E-commerce adoption in India has created an environment, where consumers can buy goods to meet their daily needs, while abiding by social distancing norms. At the same time, it has allowed MSMEs to continue selling their products and finish their inventory, and get access to cash flow for survival. It has allowed small sellers to reach a wider audience and even market their products outside India. MSMEs in allied sectors like logistics and delivery that are connected with e-commerce, have also reaped the benefits of this sector.
We have worked intently towards enabling MSMEs to go digital in the last 4 years and hope to further leverage e-commerce, to ensure that MSMEs build competitiveness and position ourselves as a strong link in global supply chains. Given its impact and reach, e-commerce is now being seen as a preferred channel to connect with pan-India consumers.
For this, we request withdrawal of the proposed changes to the Consumer Protection (E-commerce) Rules, 2020 to ensure that complexities and compliances do not impact the growth of the sector.
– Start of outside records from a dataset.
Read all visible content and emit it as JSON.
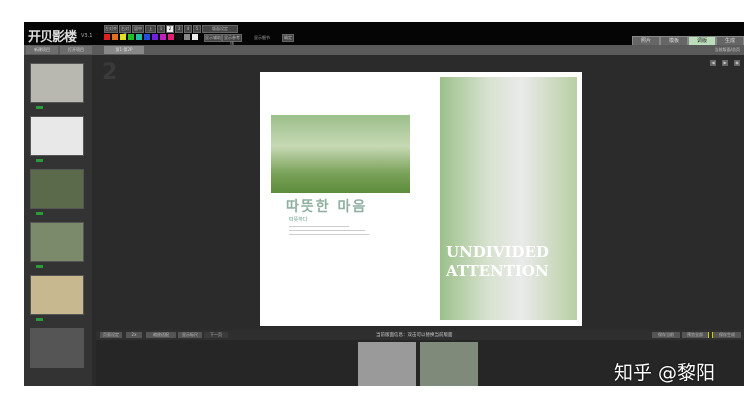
{
  "app": {
    "logo": "开贝影楼",
    "version": "V3.1"
  },
  "toolbar": {
    "buttons": [
      "左对齐",
      "右对齐",
      "居中",
      "上",
      "1",
      "2",
      "3",
      "4",
      "5"
    ],
    "apply_label": "版面设定",
    "aux": [
      "显示辅助",
      "显示参考线"
    ],
    "status": "显示细节",
    "ok": "确定",
    "swatches": [
      "#e02020",
      "#e07020",
      "#e0e020",
      "#20c020",
      "#20c0a0",
      "#2050e0",
      "#7020e0",
      "#c020c0",
      "#e02070",
      "#101010",
      "#888888",
      "#eeeeee"
    ]
  },
  "tabs": [
    "新建项目",
    "打开项目",
    "第1-第2P"
  ],
  "mode_buttons": [
    "照片",
    "模板",
    "调版",
    "生成"
  ],
  "active_mode": "调版",
  "sub_status": "当前版面/总页",
  "canvas": {
    "page_number": "2",
    "korean_title": "따뜻한 마음",
    "korean_sub": "따뜻하다",
    "headline_1": "UNDIVIDED",
    "headline_2": "ATTENTION"
  },
  "bottom": {
    "left": [
      "页面设定",
      "2x",
      "缩放适配",
      "显示标尺",
      "下一页"
    ],
    "center": "当前版面信息：双击可以替换当前版面",
    "right": [
      "保存当前",
      "预览全部",
      "保存生成"
    ]
  },
  "sidebar": {
    "pages": 6
  },
  "watermark": "知乎 @黎阳"
}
In their present form, the proposed changes are applicable to all e-commerce companies, early-stage or otherwise. They require such companies to register with the government, put in place a grievance redressal system, appoint compliance officers, etc. These requirements are burdensome and will discourage the next generation of entrepreneurs from entering into the industry. It is also at odds with Prime Minister Narendra Modi's flagship Startup India initiative. The government has incubated startups with innovative tech solutions for warehousing, logistics, supply chain and last mile delivery (through its supply chain labs programme).
It has also provided tax benefits, eased compliance burdens and simplified over 30 regulations for creating an enabling environment for startups in the country. The proposed changes will run counter to this. They will also undo all the efforts undertaken by the government to boost India’s ranking on the World Bank’s Ease of Doing Business index.
Further, the proposed changes burden online platforms, sellers, and support service providers with additional layers of compliance requirements. The changes require marketplaces to register compulsorily with the government, appoint a nodal officer, a chief compliance officer (CCO). The government proposes to hold the CCO personally responsible for ensuring compliance with the rules. On the contrary, offline stores and malls have no such compliance obligations. With increased compliance burdens, the changes unfairly discriminate between online and offline business models. This is inconsistent with the government’s push to accelerate Indian digital economy.
Thus, this is to request the Government to take a conducive approach after consulting all stakeholders, on matters pertaining to regulation of e-commerce, considering the benefits offered by e-commerce for Indian MSMEs. We urge the government to reconsider the proposals, and prioritise digitisation of MSMEs, through positive policy measures, that ease their migration to digital channels.